Then, using the feedback you recieived from your peers in your discussion board thread and your own further reflection about what makes a good research question, rewrite your research question. Include a short description of why you made the changes  you did, any response to your peers' comments, questions to follow up on, etc.

Primary Sources / Carl Joseph

Primary sources are the 'raw data' of research.  In order to transform this data in knowledge, it must be synthesized and not merely summarized.  Read the Carl Joseph documents copied from the collections of the University Archives.   Based on the documents, write a 2-3 page biography of Carl Joseph.  Include as much information as you are able to ascertain based upon the documents you have read.

Ethics Case Study (Intersession)

Read over your assigned ethics case study. With your partner, write a one-page paper discussing the ethical issues at stake in the situation and decide on ethical courses of action that could be taken to resolve the issues.  Discuss as well how the situation could possibly have been avoided in the first place.

All members of the group will turn in the same response and receive the same grade for this assignment, so creating drafts and peer-editing are encouraged!

Open Access & Traditional Journals

Find two journals in your research area that you could publish in: one of which is published using an open access model, one of which is using a more traditional subscription-based model.  For each journal give:

  • The journal's title
  • A link to the journal's web page
  • The cost of an annual subscription (for an individual or institution/library) and/or the cost of submitting an article for publication (sometimes called an Article Processing Charge)
  • The journal's Impact Factor, if available

Digital Divides Presentations (Intersession)

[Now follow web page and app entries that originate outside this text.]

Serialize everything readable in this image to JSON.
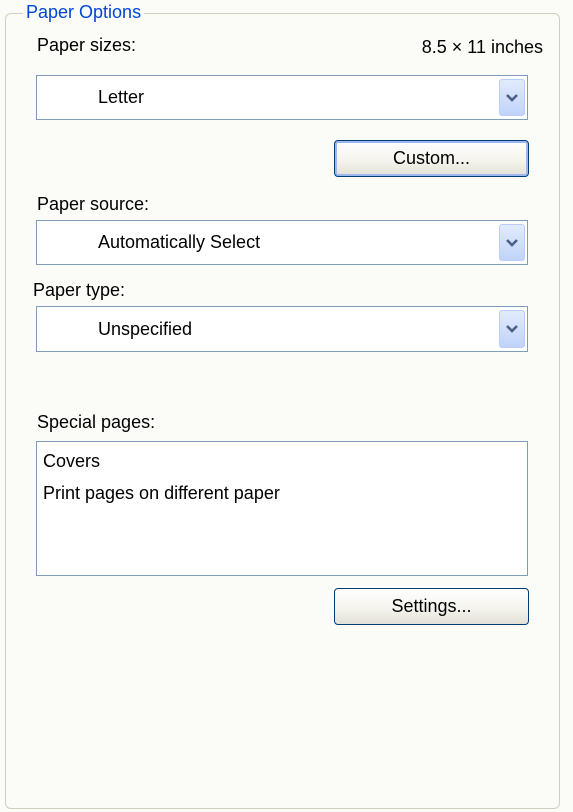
{
  "group": {
    "title": "Paper Options"
  },
  "paper_sizes": {
    "label": "Paper sizes:",
    "dimensions": "8.5 × 11 inches",
    "selected": "Letter"
  },
  "custom_button": {
    "label": "Custom..."
  },
  "paper_source": {
    "label": "Paper source:",
    "selected": "Automatically Select"
  },
  "paper_type": {
    "label": "Paper type:",
    "selected": "Unspecified"
  },
  "special_pages": {
    "label": "Special pages:",
    "items": [
      "Covers",
      "Print pages on different paper"
    ]
  },
  "settings_button": {
    "label": "Settings..."
  },
  "icons": {
    "dropdown": "chevron-down-icon"
  },
  "colors": {
    "group_title": "#0046d5",
    "field_border": "#7f9db9",
    "button_border": "#003c74",
    "dropdown_button": "#c1d3fb",
    "background": "#fbfbf8"
  }
}
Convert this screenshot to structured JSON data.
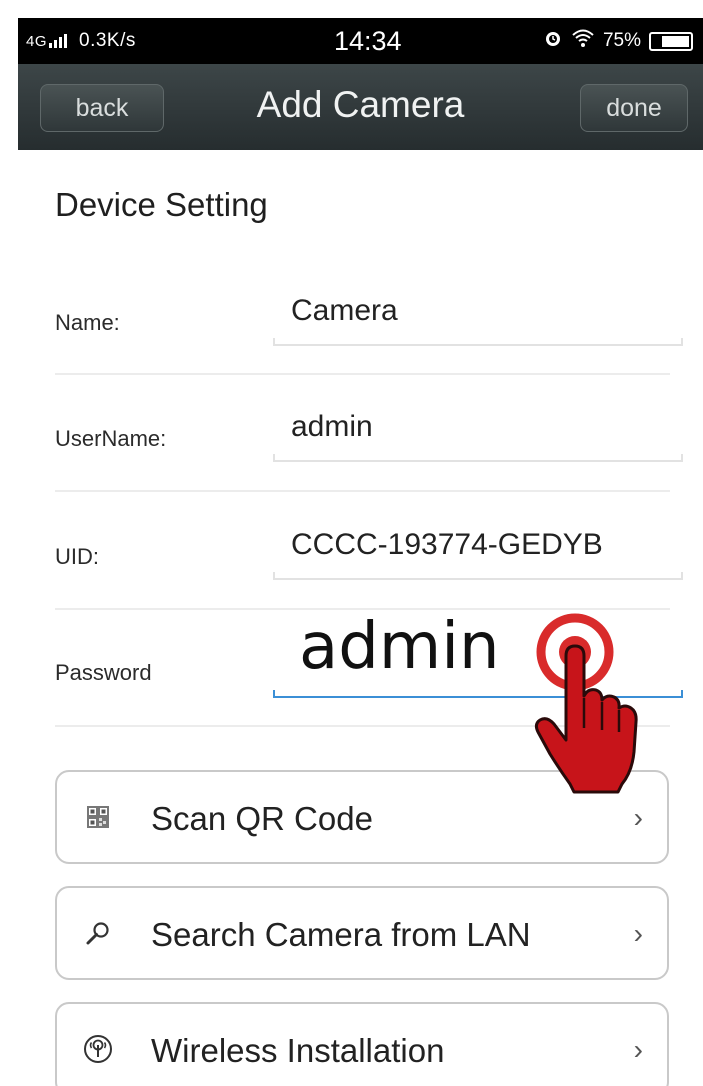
{
  "status_bar": {
    "network": "4G",
    "speed": "0.3K/s",
    "time": "14:34",
    "battery": "75%",
    "battery_level": 0.75
  },
  "nav": {
    "back_label": "back",
    "title": "Add Camera",
    "done_label": "done"
  },
  "section_title": "Device Setting",
  "form": {
    "name": {
      "label": "Name:",
      "value": "Camera"
    },
    "username": {
      "label": "UserName:",
      "value": "admin"
    },
    "uid": {
      "label": "UID:",
      "value": "CCCC-193774-GEDYB"
    },
    "password": {
      "label": "Password",
      "value": "admin"
    }
  },
  "actions": [
    {
      "label": "Scan QR Code",
      "icon": "qr-code-icon"
    },
    {
      "label": "Search Camera from LAN",
      "icon": "search-icon"
    },
    {
      "label": "Wireless Installation",
      "icon": "wireless-icon"
    }
  ],
  "colors": {
    "nav_background": "#2d3537",
    "active_field": "#3b8fd6",
    "tap_indicator": "#d92b2b"
  }
}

Read the assigned readings on your aspect of the demographics of information inequity and post a summary to the discussion board thread on your topic.  This summary should be a MINIMUM of 1000 words.  Then, after all threads have their summaries, read your classmates' threads and post intersections you see between your 'digital divide' and theres:  do they have a common cause?  a common solution?  does one divide tend to co-occur with another, and why?

Media Assignment

Find 3-4 different articles or broadcasts on the same topic or event from each of the following types of media

  • a newspaper,
  • a television or radio broadcast news,
  • a blog not associated with a mainstream media outlet.
  • an international news source (this item can count as one of the above media types).

Turn in copies of all articles or link to video.  Analyze and contrast the news reports in terms of how they reported on or reacted to the event, if they took a biased or slanted approach, and your judgments of their credibility.  Back up your analysis with quotations from the sources.

Citations Assignment

Scholarship does not exist in a vacuum, but is a conversation carried out between researchers, sometimes over the course of many years.  Cited references in scholarly communication are a means of tracing this conversation and linking together thoughts on a particular subject.  This assignment will allow you to analyse how you might use your current research as a starting point for further research forward or backward in this chain.

Using the materials (books, journal articles, etc.) that you have collected to date, do both of the following

  • find one article that you would like to follow up on to see if it was cited elsewhere.  Why is this article important to you to follow up on?  Has it been cited since publication?  If so, how did the citing authors use the original work?  If not, why do you think it hasn't been cited?
  • find a reference in the reference list or bibliography of one of your materials that you would like to follow up on.  Why do you want to trace this citation back?  What new information will it bring to your research?

Subject Guide